On Monday I went to a screening of a new movie about the 1992 Clinton “War Room”, revisited. James Carville, DeeDee Myers, Stan Greenberg, Mark Miller (from Newsweek) Lisa Caputo, and an assortment of government (Cong. Rosa DeLauro) and celebrities were in attendance. George Stuffingonenvelopes, (That’s what the media called him in the White House), Paul Begala , Frank Luntz and Mary Matalin, were absent. It was an interesting film for insiders but I’m not sure who, other than those of us who were involved, would really care. Included in the film is a short clip from my Chicken George campaign. That’s when I sent chickens out to every “Poppy” (as Mary Matalin calls him) event because he refused to debate Clinton. I was reminded that I had many arguments with James and George over the chickens – they hated them, until they worked. None of the people who worked on the Counter Events operation was seen on camera in “The War Room” movie. The chicken made an appearance and you do hear conversations with me on the phone. But we didn’t really want to be identified because we were better off ‘under the radar”. I wonder what people called that before we had radar?
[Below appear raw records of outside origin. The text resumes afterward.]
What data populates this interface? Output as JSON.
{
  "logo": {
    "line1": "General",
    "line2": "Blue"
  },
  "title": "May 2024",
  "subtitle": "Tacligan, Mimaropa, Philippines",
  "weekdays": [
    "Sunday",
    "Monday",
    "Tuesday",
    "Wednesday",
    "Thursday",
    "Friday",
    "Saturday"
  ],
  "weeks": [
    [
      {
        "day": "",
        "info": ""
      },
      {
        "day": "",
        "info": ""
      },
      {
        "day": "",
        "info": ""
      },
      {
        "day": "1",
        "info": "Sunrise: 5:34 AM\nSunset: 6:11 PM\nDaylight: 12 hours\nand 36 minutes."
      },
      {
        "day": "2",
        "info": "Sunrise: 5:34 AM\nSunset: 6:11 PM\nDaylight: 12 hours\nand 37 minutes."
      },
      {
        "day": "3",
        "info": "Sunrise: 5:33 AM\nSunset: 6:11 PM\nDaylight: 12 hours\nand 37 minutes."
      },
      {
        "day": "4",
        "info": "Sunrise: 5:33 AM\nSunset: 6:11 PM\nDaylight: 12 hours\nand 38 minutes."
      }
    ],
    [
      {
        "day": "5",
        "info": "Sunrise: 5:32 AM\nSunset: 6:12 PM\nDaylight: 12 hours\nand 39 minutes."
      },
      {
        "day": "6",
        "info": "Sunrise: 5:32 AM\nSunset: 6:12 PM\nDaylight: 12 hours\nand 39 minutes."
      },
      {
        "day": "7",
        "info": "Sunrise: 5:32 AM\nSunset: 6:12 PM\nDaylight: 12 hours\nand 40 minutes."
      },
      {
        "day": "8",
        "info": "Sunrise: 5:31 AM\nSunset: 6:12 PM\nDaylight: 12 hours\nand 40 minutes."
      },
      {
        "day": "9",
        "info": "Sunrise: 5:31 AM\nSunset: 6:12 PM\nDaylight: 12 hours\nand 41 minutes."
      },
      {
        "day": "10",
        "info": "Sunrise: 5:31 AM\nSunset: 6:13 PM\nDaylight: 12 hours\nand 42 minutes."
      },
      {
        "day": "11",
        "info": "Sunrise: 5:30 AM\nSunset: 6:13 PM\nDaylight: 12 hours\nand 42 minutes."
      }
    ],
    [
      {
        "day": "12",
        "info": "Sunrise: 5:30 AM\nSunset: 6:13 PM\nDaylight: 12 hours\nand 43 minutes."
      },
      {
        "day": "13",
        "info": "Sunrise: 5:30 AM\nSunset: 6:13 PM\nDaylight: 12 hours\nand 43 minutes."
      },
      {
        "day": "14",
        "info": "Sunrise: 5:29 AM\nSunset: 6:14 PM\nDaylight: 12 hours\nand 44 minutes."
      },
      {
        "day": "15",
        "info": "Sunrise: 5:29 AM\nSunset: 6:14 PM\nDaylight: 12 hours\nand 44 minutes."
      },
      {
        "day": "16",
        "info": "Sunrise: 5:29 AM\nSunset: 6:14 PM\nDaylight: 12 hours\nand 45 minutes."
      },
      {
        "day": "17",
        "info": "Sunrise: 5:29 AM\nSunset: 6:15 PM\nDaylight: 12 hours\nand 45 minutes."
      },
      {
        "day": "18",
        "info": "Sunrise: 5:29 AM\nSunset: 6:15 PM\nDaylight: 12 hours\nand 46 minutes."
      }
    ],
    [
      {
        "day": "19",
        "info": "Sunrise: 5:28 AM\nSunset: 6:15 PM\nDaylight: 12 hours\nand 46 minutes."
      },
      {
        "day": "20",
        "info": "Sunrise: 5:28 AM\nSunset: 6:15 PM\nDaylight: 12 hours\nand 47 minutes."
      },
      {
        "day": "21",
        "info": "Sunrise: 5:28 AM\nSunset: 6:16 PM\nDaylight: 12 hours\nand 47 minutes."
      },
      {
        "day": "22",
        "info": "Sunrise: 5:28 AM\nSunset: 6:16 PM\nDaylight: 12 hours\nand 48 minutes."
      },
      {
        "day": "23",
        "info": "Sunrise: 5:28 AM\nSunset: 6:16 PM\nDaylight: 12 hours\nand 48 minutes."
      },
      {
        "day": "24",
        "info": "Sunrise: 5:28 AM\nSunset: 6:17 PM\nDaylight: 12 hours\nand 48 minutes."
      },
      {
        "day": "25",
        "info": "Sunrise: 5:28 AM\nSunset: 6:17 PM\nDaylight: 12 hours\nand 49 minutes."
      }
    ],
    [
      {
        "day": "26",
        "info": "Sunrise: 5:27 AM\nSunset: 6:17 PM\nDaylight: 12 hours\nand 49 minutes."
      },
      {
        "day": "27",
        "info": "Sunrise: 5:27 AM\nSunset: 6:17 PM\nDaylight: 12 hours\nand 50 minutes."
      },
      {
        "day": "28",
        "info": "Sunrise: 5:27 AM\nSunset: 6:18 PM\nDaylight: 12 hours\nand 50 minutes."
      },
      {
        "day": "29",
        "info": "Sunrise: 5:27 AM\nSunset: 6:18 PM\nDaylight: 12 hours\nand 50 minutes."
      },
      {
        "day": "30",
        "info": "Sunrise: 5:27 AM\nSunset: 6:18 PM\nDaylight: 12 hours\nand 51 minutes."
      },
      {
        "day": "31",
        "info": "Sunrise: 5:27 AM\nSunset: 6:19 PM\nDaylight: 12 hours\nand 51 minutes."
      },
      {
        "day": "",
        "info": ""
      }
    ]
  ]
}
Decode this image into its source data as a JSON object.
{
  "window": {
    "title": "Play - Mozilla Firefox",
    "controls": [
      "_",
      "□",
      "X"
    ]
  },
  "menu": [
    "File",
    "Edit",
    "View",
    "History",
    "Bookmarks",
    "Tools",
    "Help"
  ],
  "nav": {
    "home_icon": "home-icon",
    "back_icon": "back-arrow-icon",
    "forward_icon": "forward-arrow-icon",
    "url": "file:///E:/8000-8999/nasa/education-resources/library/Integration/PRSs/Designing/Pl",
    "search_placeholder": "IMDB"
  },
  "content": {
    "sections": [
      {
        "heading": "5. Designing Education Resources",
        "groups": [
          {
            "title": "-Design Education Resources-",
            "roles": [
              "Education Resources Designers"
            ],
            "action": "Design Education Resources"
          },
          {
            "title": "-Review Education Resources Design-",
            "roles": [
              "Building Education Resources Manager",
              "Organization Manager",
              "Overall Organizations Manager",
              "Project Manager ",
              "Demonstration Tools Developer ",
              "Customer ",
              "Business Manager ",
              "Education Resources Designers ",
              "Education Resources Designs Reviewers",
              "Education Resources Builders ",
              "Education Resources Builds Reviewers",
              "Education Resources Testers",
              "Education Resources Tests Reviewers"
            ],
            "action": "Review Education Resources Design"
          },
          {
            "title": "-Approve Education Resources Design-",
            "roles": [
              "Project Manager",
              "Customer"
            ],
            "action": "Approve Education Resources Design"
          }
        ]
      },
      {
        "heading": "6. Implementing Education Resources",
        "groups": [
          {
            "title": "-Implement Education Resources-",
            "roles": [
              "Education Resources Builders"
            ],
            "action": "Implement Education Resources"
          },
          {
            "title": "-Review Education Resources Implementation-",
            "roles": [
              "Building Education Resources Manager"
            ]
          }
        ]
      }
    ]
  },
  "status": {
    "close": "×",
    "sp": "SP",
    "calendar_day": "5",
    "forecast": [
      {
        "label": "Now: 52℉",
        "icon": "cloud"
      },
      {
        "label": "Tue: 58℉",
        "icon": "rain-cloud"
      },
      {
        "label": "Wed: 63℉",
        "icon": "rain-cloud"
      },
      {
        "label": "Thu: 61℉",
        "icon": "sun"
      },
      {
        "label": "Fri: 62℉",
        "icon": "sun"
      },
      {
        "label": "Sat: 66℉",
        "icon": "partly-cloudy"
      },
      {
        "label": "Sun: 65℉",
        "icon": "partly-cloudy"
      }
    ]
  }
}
The back story on our small group of vigilantes is almost as interesting as the events we produced. In 1992, there were many people from previous campaigns who wanted to help Clinton. But when they contacted the campaign they were told that it was a new kind of campaign (that meant they were too old) and the best way to help was to give money. Large numbers of these political activists wanted hands on involvement so they turned to us and we found lots of things for them to do other than dress as chickens or other costumed characters. For example, they became part of the “Harry Truman Truth Squad,” or when Hillary would go out and speak and we heard there would be a protest, we contacted a local transportation union and they would surround the site of her event with trucks and buses, thereby preventing the press from seeing the protest. We didn’t discourage the protest (it’s an American right), we just didn’t help the media to see it – unless they went outside the event perimeter, which mostly didn’t happen.
In the Gore and to some degree the Kerry campaign, they made the mistake of not finding ways for concerned but not political people to do more than fundraise. The Obama campaign has learned that you need to provide people with jobs to get them to feel like they are part of the effort. Millions of volunteers, young and old, have a vested interest in the success of that campaign. I’m not sure how the McCain people are “reaching out” as my friend Sid would say, to help increase the circle of voters who have a hands-on commitment to the campaign. But I believe the candidate who has the most effective people-to-people volunteer effort, along with most creative technologies, will be the President at noon, on Jan 20, 2009.